### [What is being asked]
For this exercise, report every line of the material that includes "Interactive".

### [Records for the exercise]
---------------
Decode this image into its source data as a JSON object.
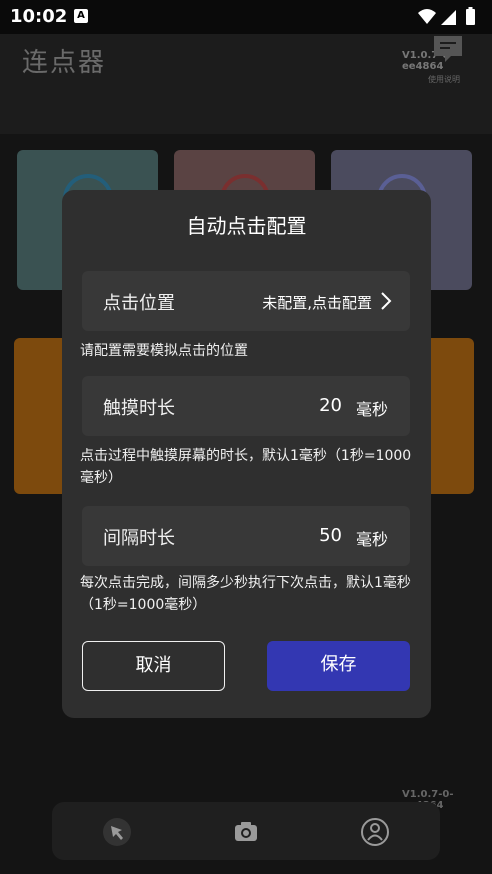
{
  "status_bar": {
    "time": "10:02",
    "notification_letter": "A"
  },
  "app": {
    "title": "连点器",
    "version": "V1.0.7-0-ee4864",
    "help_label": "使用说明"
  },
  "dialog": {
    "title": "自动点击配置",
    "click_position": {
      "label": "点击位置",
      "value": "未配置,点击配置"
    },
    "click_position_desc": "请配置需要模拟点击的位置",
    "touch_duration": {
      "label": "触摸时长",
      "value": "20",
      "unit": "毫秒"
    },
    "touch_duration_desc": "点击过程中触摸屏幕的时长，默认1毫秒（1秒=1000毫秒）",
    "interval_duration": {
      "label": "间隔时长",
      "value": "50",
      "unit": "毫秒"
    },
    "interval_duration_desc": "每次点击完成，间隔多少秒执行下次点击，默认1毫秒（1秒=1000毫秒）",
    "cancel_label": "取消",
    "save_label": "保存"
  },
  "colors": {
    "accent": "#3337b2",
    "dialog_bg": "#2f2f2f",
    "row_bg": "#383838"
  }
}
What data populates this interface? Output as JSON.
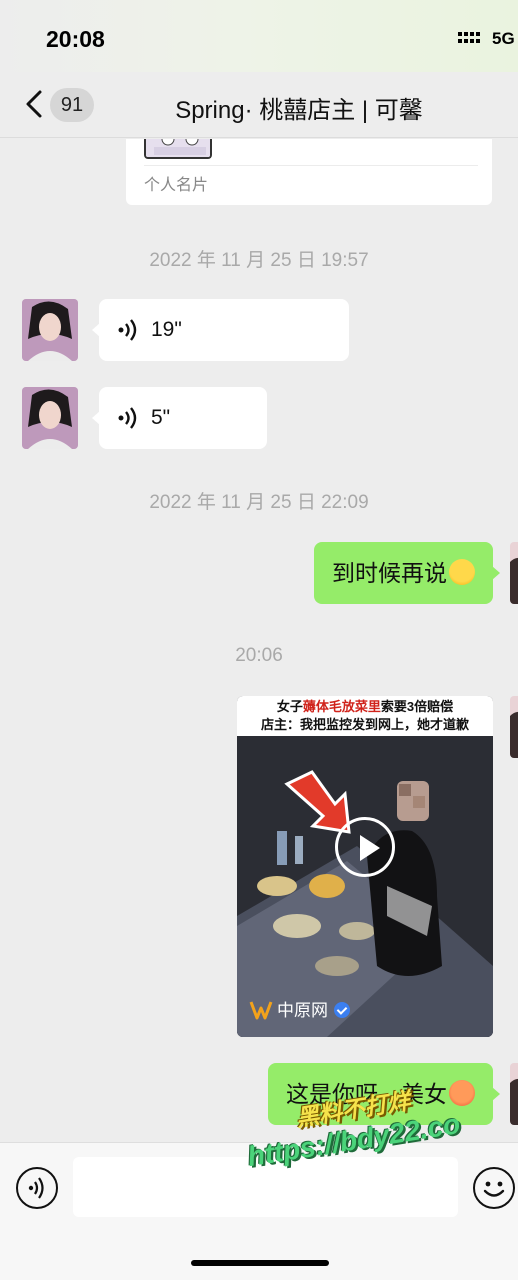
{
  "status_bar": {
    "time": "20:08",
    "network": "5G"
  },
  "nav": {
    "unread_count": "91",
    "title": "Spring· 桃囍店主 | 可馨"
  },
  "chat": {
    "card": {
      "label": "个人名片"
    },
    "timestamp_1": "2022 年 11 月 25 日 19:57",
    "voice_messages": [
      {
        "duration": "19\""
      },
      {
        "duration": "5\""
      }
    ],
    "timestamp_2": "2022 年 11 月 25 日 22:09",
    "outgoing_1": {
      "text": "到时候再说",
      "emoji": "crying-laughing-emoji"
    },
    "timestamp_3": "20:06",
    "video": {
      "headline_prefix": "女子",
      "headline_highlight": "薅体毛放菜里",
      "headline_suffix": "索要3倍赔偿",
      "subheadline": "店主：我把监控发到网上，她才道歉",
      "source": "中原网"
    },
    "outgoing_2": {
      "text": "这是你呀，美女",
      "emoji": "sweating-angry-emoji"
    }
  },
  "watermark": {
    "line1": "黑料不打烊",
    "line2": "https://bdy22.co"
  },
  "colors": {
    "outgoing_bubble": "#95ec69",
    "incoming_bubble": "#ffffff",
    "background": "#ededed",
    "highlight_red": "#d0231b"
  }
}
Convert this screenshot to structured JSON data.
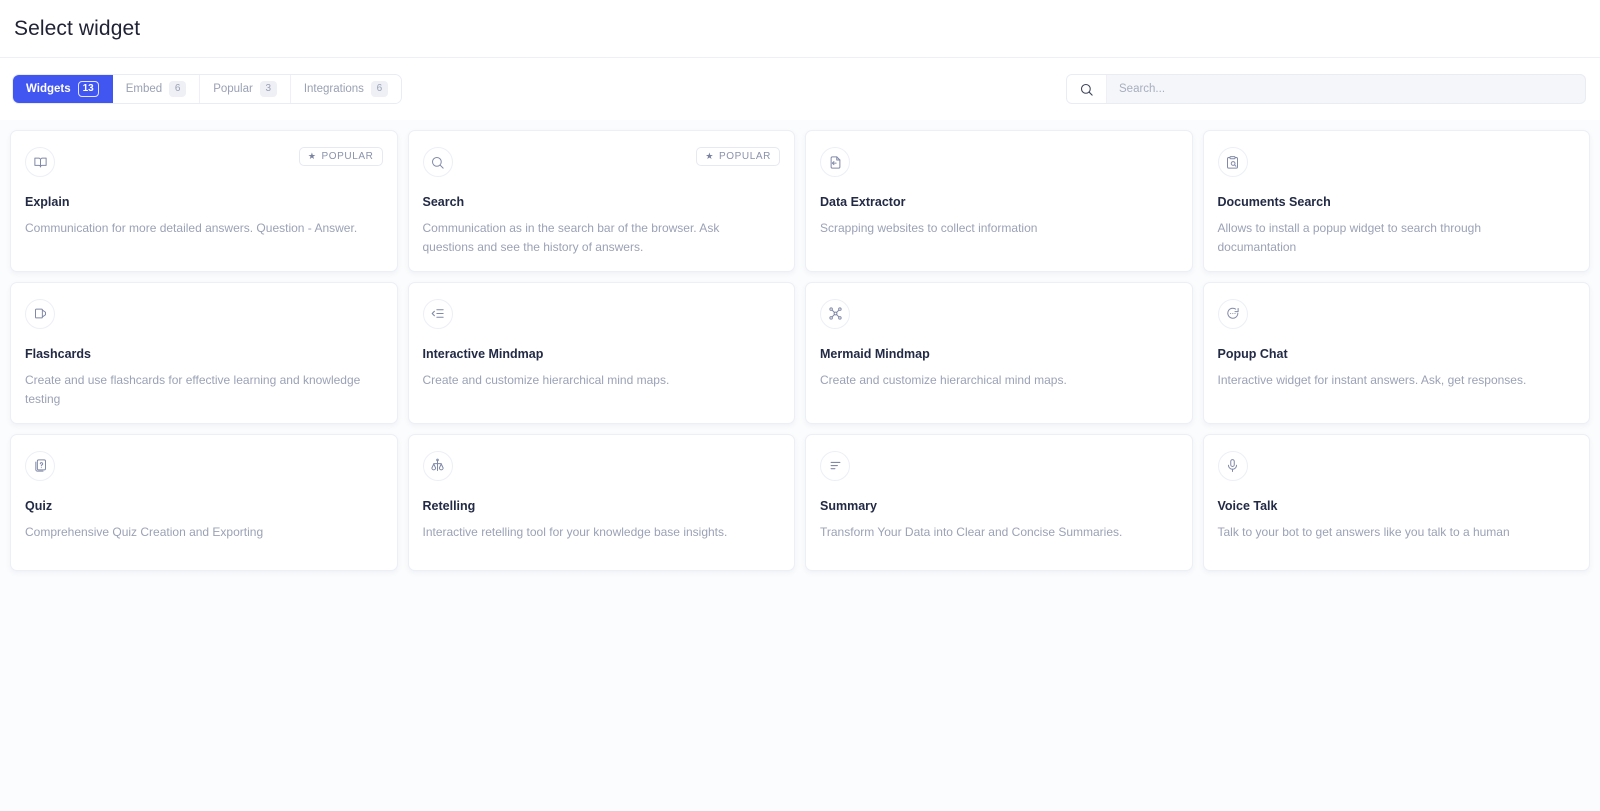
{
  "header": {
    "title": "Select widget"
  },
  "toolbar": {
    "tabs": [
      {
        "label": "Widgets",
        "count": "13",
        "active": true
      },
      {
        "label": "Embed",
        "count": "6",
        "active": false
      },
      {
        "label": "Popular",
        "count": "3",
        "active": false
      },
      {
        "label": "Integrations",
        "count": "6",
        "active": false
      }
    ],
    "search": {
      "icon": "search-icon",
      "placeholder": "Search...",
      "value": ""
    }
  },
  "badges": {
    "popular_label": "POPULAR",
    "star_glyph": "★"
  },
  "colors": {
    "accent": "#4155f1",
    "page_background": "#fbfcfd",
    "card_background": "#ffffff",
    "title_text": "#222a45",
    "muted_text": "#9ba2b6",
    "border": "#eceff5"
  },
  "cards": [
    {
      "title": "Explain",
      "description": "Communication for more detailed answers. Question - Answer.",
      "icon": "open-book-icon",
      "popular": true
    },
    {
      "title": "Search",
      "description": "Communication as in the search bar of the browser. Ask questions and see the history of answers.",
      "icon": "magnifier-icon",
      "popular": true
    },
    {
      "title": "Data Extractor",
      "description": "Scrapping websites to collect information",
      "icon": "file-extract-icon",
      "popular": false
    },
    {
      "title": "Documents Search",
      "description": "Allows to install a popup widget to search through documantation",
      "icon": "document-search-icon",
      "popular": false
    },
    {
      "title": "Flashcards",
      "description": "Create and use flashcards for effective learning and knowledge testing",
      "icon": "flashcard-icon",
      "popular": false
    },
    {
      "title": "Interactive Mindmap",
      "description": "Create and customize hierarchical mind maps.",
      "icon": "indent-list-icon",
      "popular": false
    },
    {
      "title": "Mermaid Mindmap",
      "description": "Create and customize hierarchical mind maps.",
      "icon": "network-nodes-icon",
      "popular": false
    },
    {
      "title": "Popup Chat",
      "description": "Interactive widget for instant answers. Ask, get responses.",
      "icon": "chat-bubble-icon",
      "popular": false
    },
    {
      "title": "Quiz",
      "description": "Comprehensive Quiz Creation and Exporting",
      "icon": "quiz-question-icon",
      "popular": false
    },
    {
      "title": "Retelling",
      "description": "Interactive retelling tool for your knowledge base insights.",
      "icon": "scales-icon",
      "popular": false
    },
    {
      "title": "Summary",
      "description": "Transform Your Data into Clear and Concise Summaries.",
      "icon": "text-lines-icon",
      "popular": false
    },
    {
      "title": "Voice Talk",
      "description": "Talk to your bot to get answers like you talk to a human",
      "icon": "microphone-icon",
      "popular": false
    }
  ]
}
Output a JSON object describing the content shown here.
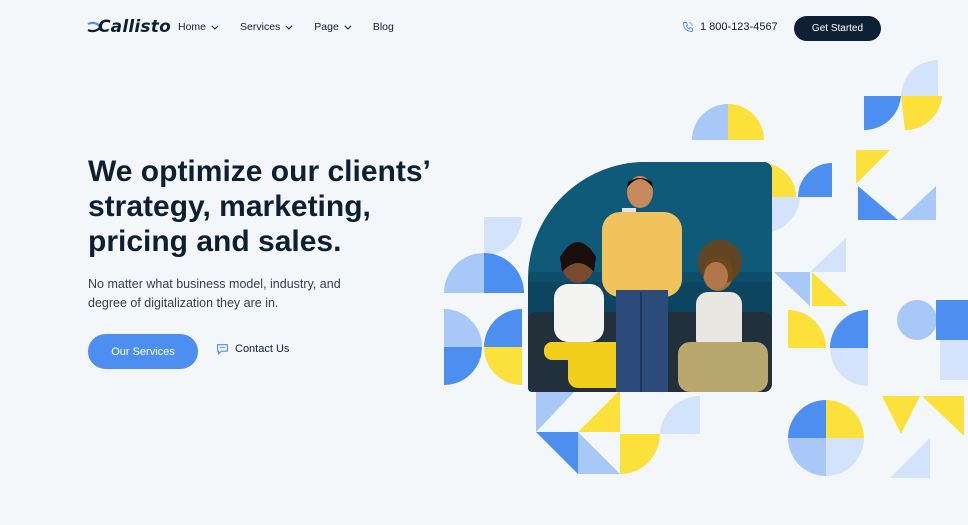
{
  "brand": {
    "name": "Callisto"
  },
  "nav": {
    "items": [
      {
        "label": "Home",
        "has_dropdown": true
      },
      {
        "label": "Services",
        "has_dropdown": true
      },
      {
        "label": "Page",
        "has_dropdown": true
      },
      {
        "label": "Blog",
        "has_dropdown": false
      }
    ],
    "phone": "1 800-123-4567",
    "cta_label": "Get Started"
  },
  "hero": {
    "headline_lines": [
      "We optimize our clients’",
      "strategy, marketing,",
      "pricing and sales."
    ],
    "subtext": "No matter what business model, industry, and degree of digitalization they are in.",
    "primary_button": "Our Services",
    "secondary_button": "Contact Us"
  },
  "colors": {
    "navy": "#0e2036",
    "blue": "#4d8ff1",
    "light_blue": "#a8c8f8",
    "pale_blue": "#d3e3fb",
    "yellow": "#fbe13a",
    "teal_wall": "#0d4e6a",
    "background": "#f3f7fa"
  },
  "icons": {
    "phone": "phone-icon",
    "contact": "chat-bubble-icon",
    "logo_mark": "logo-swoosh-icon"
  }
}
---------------
### [Response below]
      "title": "Interactive Mindmap",
      "description": "Interactive widget for instant answers. Ask, get responses.",
      "description": "Interactive retelling tool for your knowledge base insights.",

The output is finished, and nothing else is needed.